Brain Aneurysm

An aneurysm is an outpouching of a blood vessel wall. This can occur anywhere there are blood vessels, including in the brain. The bulging, blood-filled pocket can put pressure on parts of the brain, potentially causing symptoms. In addition, the blood vessel can rupture (hemorrhage). Early detection and diagnosis may help prevent severe or fatal complications in some patients. Many aneurysms go unnoticed for a lifetime and cause no symptoms.

  • Causes


    Aneurysms form in areas where the artery wall becomes thin or weak. Thinning artery walls and resulting aneurysms can be caused by a number of factors. Common causes include:

    • Congenital (present at birth) weakness in artery wall
    • High blood pressure
    • Infection
    • Trauma
      or injury to the brain
    • Tumor
    • Plaque build-up on artery walls
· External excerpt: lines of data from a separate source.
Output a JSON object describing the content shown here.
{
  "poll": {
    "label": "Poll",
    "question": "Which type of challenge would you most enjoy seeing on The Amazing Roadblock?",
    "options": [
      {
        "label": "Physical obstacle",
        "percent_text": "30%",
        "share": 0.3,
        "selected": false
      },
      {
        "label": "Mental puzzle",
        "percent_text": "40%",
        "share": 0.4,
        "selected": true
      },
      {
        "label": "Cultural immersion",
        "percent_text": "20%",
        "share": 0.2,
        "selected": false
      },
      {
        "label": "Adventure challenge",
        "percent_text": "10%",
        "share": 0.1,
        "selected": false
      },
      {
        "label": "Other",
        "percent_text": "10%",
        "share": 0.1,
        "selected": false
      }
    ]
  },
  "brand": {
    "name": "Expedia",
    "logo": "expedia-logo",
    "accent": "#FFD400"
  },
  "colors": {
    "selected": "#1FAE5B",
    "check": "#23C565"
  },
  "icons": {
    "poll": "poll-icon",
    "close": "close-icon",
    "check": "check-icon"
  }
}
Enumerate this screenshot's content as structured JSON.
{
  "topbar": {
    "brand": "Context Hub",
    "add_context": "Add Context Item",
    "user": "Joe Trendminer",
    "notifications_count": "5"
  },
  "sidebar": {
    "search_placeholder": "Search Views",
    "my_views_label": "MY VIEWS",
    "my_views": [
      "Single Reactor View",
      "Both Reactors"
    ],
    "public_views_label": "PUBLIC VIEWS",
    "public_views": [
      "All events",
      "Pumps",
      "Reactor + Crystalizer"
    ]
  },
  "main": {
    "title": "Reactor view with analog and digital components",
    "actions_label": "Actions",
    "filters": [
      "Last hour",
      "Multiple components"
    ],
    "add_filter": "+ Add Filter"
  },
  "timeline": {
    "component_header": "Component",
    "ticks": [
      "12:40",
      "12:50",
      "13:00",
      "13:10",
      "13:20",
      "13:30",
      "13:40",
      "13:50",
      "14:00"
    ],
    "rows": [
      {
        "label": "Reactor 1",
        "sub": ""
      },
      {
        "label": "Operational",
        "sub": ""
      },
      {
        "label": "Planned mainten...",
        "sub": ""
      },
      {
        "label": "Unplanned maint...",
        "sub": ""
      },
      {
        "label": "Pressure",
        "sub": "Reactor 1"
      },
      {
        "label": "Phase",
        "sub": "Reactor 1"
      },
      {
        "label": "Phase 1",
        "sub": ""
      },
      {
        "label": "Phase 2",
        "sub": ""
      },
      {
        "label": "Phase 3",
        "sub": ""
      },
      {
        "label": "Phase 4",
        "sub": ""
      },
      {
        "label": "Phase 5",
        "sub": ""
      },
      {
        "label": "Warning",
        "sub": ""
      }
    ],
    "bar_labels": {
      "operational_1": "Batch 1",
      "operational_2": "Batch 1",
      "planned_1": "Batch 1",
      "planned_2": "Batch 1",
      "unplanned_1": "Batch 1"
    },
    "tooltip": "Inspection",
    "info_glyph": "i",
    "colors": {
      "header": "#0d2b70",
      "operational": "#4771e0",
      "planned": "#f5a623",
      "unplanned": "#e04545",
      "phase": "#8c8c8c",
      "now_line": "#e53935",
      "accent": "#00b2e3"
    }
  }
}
  • Definition

    An aneurysm is an outpouching of a blood vessel wall. This can occur anywhere there are blood vessels, including in the brain. The bulging, blood-filled pocket can put pressure on parts of the brain, potentially causing symptoms. In addition, the blood vessel can rupture (hemorrhage). Early detection and diagnosis may help prevent severe or fatal complications in some patients. Many aneurysms go unnoticed for a lifetime and cause no symptoms.

    Brain Aneurysm
    IMAGE
    Copyright © Nucleus Medical Media, Inc.

  • Diagnosis


    Your doctor will ask about your symptoms and medical history, and perform a physical exam. Tests may include the following:


    • Brain imaging, such as
      CT scan
      (x-rays seen on a computer) or
      MRI
      (magnetic waves are used to view images of the body)
    • Catheter
      ,
      MRI
      , or
      CT
      angiography (dye contrast test to view the arteries and veins)
    • Spinal fluid analysis

  • Prevention


    In many cases, there is no known way to prevent an aneurysm from forming. To help reduce your chances of getting a brain aneurysm or having it burst, take the following steps:

    • Control high blood pressure
    • Stop smoking
    • Avoid recreational drug use

    • Discuss with your doctor:

      • Benefits and risks of oral contraceptives

      • Whether it is safe to use daily
        aspirin
        or other pain medicines that may thin the blood

  • Risk Factors


    These factors increase your chance of developing a brain aneurysm. These risk factors also increase your chance of a rupture. Adults are more likely to develop an aneurysm than children. Females are at slightly higher risk. Tell your doctor if you have any of these risk factors:

    • Old age
    • Genetic diseases (circulatory, connective tissue, or polycystic kidney disease)
    • Family history of aneurysms
    • Smoking
    • Heavy alcohol use
    • Drug abuse
    • High blood pressure
    • Tumors

    • Traumatic
      head injury
    • Arteriovenous malformations

  • Symptoms


    If you have any of these symptoms, do not assume it is due to a brain aneurysm. These symptoms may be caused by other conditions. Tell your doctor if you have any of these:

    • Pain behind the eye
    • Numbness, sometimes on one side of the face or body
    • Weakness on one side of the body or face
    • Vision changes
    • Drooping eyelid
    • Differences between the size of the pupils
    • Speech impairment


    Most aneurysms do not cause symptoms until they leak or rupture. A leaking or ruptured aneurysm may cause:

    • Headache
    • Nausea
    • Vomiting
    • Stiff neck
    • Confusion or sleepiness
    • Loss of consciousness
    • Seizures

  • Treatment

    Talk with your doctor about the best treatment plan for you. Other medical conditions; lifestyle factors; as well as the type, size, and location of the aneurysm will direct treatment. For a known aneurysm that is not leaking or ruptured, treatment options include the following: